On 27 May a court sentenced 5 youth activists from the anarchist movement to prison terms ranging from 2 to 8 years. In particular, the defendants were accused of buring the building of the Russian Embassy in Minsk in 2010, as well as staging a series of demonstrations in the capital city in 2009.
Actions of the authorities follow their own logic. Sentences for the Belarusian Anarchists were tougher than those handed down to the post-elections protestors because they were not part of the formal opposition.
Thereby the rest of the informal Belarusian youth structures, who theoretically could become politically active (for instance, the “White Legion”, the “White Will” or a community of football fans) received an unambiguous signal on the ban on such activities. The mass detention of participants in the annual cycling event in Minsk, “Critical Mass”, which is usually held with the support of the Road Police of the City Executive Committee, also confirms this trend.

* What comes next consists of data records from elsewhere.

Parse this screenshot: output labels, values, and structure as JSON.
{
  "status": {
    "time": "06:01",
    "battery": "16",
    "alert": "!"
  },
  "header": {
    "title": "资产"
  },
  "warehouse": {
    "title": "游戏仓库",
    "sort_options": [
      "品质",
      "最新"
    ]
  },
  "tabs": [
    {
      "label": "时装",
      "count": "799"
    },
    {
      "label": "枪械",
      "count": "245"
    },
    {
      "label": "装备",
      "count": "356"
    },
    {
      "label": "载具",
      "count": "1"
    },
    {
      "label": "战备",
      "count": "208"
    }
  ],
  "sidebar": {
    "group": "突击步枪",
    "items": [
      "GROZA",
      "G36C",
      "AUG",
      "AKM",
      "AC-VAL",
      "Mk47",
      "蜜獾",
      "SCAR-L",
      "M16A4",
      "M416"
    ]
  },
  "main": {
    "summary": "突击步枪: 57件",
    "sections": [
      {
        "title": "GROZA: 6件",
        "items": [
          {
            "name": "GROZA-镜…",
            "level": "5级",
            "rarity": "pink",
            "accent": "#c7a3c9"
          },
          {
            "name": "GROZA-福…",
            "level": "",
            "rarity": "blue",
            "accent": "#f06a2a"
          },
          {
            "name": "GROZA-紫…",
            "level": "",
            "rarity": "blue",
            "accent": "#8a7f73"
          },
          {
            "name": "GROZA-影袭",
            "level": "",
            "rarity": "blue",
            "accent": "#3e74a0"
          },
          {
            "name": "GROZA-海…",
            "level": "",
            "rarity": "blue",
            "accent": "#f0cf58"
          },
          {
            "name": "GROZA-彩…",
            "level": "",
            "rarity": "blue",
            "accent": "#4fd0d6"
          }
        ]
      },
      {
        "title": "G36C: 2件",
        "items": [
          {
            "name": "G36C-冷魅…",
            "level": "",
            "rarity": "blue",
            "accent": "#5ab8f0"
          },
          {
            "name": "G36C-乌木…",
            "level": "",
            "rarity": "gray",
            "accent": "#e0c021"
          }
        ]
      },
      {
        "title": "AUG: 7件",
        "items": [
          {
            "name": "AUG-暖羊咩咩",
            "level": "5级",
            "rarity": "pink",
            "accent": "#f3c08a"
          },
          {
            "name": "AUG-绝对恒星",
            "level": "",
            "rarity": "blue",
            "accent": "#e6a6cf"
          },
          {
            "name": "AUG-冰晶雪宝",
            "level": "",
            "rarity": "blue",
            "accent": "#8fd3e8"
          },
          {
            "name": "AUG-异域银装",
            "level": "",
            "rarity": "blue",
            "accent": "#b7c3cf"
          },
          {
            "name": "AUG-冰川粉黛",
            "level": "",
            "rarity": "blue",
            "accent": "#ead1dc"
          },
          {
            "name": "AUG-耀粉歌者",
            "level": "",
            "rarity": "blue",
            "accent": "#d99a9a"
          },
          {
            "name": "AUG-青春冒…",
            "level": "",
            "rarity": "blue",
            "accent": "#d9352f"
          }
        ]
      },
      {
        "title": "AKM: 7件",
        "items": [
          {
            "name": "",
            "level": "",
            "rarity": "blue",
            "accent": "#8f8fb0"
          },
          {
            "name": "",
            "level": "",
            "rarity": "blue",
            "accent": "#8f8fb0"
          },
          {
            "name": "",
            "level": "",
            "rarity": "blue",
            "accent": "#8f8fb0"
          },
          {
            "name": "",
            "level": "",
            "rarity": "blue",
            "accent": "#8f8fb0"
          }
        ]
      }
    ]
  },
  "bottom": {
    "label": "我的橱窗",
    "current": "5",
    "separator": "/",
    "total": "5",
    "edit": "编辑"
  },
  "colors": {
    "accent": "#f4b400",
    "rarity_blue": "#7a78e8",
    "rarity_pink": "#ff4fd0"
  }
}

However, one should not assume that the authorities designed a plan of suppression of civil and political activity in the country. It is more likely that the authorities react quasi-instinctively to the actions of citizens, and that harsh actions by the law enforcement and judicial system imply weakness rather than strength of the state.
The Belarusian authorities regard the Catholic conference as yet another international event to promote Minsk as a global negotiating platform. Minsk’s proposal to organise a meeting between the Roman-Catholic Church and the Russian Orthodox Church is rather an image-making undertaking than a serious intention. However, the authorities could somewhat extend the opportunities for the Roman-Catholic Church in Belarus due to developing contacts with the Catholic world.
Minsk is attempting to lay out a mosaic from various international religious, political and sportive events to shape a positive image of Belarus for promoting the Helsinki 2.0 idea.
Belarus’ invitation to the head of the Holy See for a meeting with the Patriarch of the Russian Orthodox Church should be regarded as a continuation of her foreign policy efforts in shaping Minsk’s peacekeeping image and enhancing Belarus’ international weight. The Belarusian authorities are aware that their initiative is unlikely to find supporters among the leadership of the Russian Orthodox Church in Moscow. In Russia, isolationist sentiments prevail.
In addition, for domestic audiences, the authorities make up for the lack of tangible economic growth with demonstrations of growth in Minsk’s authority at international level through providing a platform for religious, sportive and other dialogues.